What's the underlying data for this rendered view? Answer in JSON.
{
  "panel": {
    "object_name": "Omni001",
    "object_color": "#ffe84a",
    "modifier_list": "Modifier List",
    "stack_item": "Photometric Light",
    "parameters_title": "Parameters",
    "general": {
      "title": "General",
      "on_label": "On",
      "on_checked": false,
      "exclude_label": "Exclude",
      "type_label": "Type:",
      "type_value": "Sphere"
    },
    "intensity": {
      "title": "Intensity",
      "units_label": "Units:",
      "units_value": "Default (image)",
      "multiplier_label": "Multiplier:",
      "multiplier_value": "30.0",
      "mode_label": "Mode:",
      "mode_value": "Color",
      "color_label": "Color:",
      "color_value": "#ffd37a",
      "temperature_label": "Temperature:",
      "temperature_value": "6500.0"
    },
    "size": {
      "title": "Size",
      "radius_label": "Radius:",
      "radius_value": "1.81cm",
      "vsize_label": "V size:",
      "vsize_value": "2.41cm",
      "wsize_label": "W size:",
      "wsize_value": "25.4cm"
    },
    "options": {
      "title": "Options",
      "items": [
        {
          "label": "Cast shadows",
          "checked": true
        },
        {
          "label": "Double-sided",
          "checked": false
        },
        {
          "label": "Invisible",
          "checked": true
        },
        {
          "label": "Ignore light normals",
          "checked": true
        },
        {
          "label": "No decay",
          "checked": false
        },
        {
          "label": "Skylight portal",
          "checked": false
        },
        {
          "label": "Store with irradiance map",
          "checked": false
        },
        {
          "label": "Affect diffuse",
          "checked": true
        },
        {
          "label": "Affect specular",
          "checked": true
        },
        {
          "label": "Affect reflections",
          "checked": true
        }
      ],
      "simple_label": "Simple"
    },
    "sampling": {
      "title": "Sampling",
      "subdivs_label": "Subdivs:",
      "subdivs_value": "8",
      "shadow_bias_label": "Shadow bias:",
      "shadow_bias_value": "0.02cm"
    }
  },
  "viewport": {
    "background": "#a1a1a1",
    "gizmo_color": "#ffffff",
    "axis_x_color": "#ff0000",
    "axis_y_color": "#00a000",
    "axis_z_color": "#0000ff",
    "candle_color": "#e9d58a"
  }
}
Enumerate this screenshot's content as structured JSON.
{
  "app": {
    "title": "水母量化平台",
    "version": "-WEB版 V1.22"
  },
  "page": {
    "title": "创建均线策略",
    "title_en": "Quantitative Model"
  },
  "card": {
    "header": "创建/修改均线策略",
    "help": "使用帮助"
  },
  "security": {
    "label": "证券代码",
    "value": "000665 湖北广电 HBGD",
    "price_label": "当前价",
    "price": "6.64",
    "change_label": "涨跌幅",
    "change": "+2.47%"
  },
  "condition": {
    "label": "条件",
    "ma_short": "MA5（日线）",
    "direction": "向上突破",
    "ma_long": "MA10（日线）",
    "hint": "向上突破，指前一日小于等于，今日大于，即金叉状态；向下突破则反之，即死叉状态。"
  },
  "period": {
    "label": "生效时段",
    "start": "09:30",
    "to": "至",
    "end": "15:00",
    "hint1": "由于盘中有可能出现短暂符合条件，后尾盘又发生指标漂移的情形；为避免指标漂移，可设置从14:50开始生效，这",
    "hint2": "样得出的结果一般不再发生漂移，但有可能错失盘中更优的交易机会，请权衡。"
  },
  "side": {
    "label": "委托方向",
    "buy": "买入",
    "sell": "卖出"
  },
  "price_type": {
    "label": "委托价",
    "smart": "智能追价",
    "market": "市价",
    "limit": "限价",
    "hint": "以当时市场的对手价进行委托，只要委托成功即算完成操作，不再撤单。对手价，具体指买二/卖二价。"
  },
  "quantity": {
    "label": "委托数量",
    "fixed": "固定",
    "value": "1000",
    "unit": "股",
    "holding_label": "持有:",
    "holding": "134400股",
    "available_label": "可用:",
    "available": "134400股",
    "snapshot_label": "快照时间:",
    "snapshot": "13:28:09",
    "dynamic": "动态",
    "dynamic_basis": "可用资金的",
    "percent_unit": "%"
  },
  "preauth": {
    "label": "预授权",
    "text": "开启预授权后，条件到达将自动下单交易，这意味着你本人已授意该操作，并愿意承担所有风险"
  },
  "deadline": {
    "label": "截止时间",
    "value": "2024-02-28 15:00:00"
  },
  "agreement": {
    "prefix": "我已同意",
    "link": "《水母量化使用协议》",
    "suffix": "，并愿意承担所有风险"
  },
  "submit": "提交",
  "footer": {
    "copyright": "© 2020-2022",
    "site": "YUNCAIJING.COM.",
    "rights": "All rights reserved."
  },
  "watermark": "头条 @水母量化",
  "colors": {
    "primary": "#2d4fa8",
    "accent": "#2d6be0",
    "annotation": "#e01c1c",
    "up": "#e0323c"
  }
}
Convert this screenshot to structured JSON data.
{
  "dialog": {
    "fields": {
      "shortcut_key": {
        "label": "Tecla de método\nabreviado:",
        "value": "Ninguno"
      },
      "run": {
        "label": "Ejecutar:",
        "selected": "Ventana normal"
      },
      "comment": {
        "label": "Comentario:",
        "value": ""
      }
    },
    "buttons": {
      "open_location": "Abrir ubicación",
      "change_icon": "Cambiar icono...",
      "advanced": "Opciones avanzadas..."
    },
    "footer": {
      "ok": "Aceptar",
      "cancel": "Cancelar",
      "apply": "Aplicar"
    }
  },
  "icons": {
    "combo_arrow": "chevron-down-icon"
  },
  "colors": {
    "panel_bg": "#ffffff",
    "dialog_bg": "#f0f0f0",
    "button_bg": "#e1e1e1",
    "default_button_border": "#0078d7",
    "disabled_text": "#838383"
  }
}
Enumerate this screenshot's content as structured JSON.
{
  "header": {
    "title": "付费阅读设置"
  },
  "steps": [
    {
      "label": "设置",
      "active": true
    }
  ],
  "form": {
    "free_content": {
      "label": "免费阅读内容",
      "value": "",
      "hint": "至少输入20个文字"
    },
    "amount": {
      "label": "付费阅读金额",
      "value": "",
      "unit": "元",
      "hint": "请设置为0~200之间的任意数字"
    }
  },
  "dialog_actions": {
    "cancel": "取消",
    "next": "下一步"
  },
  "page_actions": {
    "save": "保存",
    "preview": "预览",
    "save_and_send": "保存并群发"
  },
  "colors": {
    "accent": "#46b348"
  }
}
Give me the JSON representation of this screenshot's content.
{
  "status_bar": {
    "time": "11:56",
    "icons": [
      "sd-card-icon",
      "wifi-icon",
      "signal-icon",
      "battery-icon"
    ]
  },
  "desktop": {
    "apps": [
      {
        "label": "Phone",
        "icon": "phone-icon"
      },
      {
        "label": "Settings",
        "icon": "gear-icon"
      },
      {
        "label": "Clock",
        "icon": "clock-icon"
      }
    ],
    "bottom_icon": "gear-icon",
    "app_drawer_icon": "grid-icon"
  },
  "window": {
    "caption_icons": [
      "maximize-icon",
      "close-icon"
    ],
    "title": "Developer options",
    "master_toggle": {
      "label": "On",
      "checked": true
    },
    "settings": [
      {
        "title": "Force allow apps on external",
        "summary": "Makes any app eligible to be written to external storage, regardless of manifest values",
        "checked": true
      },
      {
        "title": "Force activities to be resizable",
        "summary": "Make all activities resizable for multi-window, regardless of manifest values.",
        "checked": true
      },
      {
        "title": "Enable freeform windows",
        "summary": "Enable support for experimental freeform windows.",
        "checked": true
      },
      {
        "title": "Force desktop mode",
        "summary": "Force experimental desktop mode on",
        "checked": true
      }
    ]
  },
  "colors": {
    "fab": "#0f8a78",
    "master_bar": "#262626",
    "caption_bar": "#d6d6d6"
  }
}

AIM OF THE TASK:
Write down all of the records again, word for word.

EXPECTED ANSWER:
What's the underlying data for this rendered view? Answer in JSON.
{
  "panel": {
    "object_name": "Omni001",
    "object_color": "#ffe84a",
    "modifier_list": "Modifier List",
    "stack_item": "Photometric Light",
    "parameters_title": "Parameters",
    "general": {
      "title": "General",
      "on_label": "On",
      "on_checked": false,
      "exclude_label": "Exclude",
      "type_label": "Type:",
      "type_value": "Sphere"
    },
    "intensity": {
      "title": "Intensity",
      "units_label": "Units:",
      "units_value": "Default (image)",
      "multiplier_label": "Multiplier:",
      "multiplier_value": "30.0",
      "mode_label": "Mode:",
      "mode_value": "Color",
      "color_label": "Color:",
      "color_value": "#ffd37a",
      "temperature_label": "Temperature:",
      "temperature_value": "6500.0"
    },
    "size": {
      "title": "Size",
      "radius_label": "Radius:",
      "radius_value": "1.81cm",
      "vsize_label": "V size:",
      "vsize_value": "2.41cm",
      "wsize_label": "W size:",
      "wsize_value": "25.4cm"
    },
    "options": {
      "title": "Options",
      "items": [
        {
          "label": "Cast shadows",
          "checked": true
        },
        {
          "label": "Double-sided",
          "checked": false
        },
        {
          "label": "Invisible",
          "checked": true
        },
        {
          "label": "Ignore light normals",
          "checked": true
        },
        {
          "label": "No decay",
          "checked": false
        },
        {
          "label": "Skylight portal",
          "checked": false
        },
        {
          "label": "Store with irradiance map",
          "checked": false
        },
        {
          "label": "Affect diffuse",
          "checked": true
        },
        {
          "label": "Affect specular",
          "checked": true
        },
        {
          "label": "Affect reflections",
          "checked": true
        }
      ],
      "simple_label": "Simple"
    },
    "sampling": {
      "title": "Sampling",
      "subdivs_label": "Subdivs:",
      "subdivs_value": "8",
      "shadow_bias_label": "Shadow bias:",
      "shadow_bias_value": "0.02cm"
    }
  },
  "viewport": {
    "background": "#a1a1a1",
    "gizmo_color": "#ffffff",
    "axis_x_color": "#ff0000",
    "axis_y_color": "#00a000",
    "axis_z_color": "#0000ff",
    "candle_color": "#e9d58a"
  }
}
Enumerate this screenshot's content as structured JSON.
{
  "app": {
    "title": "水母量化平台",
    "version": "-WEB版 V1.22"
  },
  "page": {
    "title": "创建均线策略",
    "title_en": "Quantitative Model"
  },
  "card": {
    "header": "创建/修改均线策略",
    "help": "使用帮助"
  },
  "security": {
    "label": "证券代码",
    "value": "000665 湖北广电 HBGD",
    "price_label": "当前价",
    "price": "6.64",
    "change_label": "涨跌幅",
    "change": "+2.47%"
  },
  "condition": {
    "label": "条件",
    "ma_short": "MA5（日线）",
    "direction": "向上突破",
    "ma_long": "MA10（日线）",
    "hint": "向上突破，指前一日小于等于，今日大于，即金叉状态；向下突破则反之，即死叉状态。"
  },
  "period": {
    "label": "生效时段",
    "start": "09:30",
    "to": "至",
    "end": "15:00",
    "hint1": "由于盘中有可能出现短暂符合条件，后尾盘又发生指标漂移的情形；为避免指标漂移，可设置从14:50开始生效，这",
    "hint2": "样得出的结果一般不再发生漂移，但有可能错失盘中更优的交易机会，请权衡。"
  },
  "side": {
    "label": "委托方向",
    "buy": "买入",
    "sell": "卖出"
  },
  "price_type": {
    "label": "委托价",
    "smart": "智能追价",
    "market": "市价",
    "limit": "限价",
    "hint": "以当时市场的对手价进行委托，只要委托成功即算完成操作，不再撤单。对手价，具体指买二/卖二价。"
  },
  "quantity": {
    "label": "委托数量",
    "fixed": "固定",
    "value": "1000",
    "unit": "股",
    "holding_label": "持有:",
    "holding": "134400股",
    "available_label": "可用:",
    "available": "134400股",
    "snapshot_label": "快照时间:",
    "snapshot": "13:28:09",
    "dynamic": "动态",
    "dynamic_basis": "可用资金的",
    "percent_unit": "%"
  },
  "preauth": {
    "label": "预授权",
    "text": "开启预授权后，条件到达将自动下单交易，这意味着你本人已授意该操作，并愿意承担所有风险"
  },
  "deadline": {
    "label": "截止时间",
    "value": "2024-02-28 15:00:00"
  },
  "agreement": {
    "prefix": "我已同意",
    "link": "《水母量化使用协议》",
    "suffix": "，并愿意承担所有风险"
  },
  "submit": "提交",
  "footer": {
    "copyright": "© 2020-2022",
    "site": "YUNCAIJING.COM.",
    "rights": "All rights reserved."
  },
  "watermark": "头条 @水母量化",
  "colors": {
    "primary": "#2d4fa8",
    "accent": "#2d6be0",
    "annotation": "#e01c1c",
    "up": "#e0323c"
  }
}
Convert this screenshot to structured JSON data.
{
  "dialog": {
    "fields": {
      "shortcut_key": {
        "label": "Tecla de método\nabreviado:",
        "value": "Ninguno"
      },
      "run": {
        "label": "Ejecutar:",
        "selected": "Ventana normal"
      },
      "comment": {
        "label": "Comentario:",
        "value": ""
      }
    },
    "buttons": {
      "open_location": "Abrir ubicación",
      "change_icon": "Cambiar icono...",
      "advanced": "Opciones avanzadas..."
    },
    "footer": {
      "ok": "Aceptar",
      "cancel": "Cancelar",
      "apply": "Aplicar"
    }
  },
  "icons": {
    "combo_arrow": "chevron-down-icon"
  },
  "colors": {
    "panel_bg": "#ffffff",
    "dialog_bg": "#f0f0f0",
    "button_bg": "#e1e1e1",
    "default_button_border": "#0078d7",
    "disabled_text": "#838383"
  }
}
Enumerate this screenshot's content as structured JSON.
{
  "header": {
    "title": "付费阅读设置"
  },
  "steps": [
    {
      "label": "设置",
      "active": true
    }
  ],
  "form": {
    "free_content": {
      "label": "免费阅读内容",
      "value": "",
      "hint": "至少输入20个文字"
    },
    "amount": {
      "label": "付费阅读金额",
      "value": "",
      "unit": "元",
      "hint": "请设置为0~200之间的任意数字"
    }
  },
  "dialog_actions": {
    "cancel": "取消",
    "next": "下一步"
  },
  "page_actions": {
    "save": "保存",
    "preview": "预览",
    "save_and_send": "保存并群发"
  },
  "colors": {
    "accent": "#46b348"
  }
}
Give me the JSON representation of this screenshot's content.
{
  "status_bar": {
    "time": "11:56",
    "icons": [
      "sd-card-icon",
      "wifi-icon",
      "signal-icon",
      "battery-icon"
    ]
  },
  "desktop": {
    "apps": [
      {
        "label": "Phone",
        "icon": "phone-icon"
      },
      {
        "label": "Settings",
        "icon": "gear-icon"
      },
      {
        "label": "Clock",
        "icon": "clock-icon"
      }
    ],
    "bottom_icon": "gear-icon",
    "app_drawer_icon": "grid-icon"
  },
  "window": {
    "caption_icons": [
      "maximize-icon",
      "close-icon"
    ],
    "title": "Developer options",
    "master_toggle": {
      "label": "On",
      "checked": true
    },
    "settings": [
      {
        "title": "Force allow apps on external",
        "summary": "Makes any app eligible to be written to external storage, regardless of manifest values",
        "checked": true
      },
      {
        "title": "Force activities to be resizable",
        "summary": "Make all activities resizable for multi-window, regardless of manifest values.",
        "checked": true
      },
      {
        "title": "Enable freeform windows",
        "summary": "Enable support for experimental freeform windows.",
        "checked": true
      },
      {
        "title": "Force desktop mode",
        "summary": "Force experimental desktop mode on",
        "checked": true
      }
    ]
  },
  "colors": {
    "fab": "#0f8a78",
    "master_bar": "#262626",
    "caption_bar": "#d6d6d6"
  }
}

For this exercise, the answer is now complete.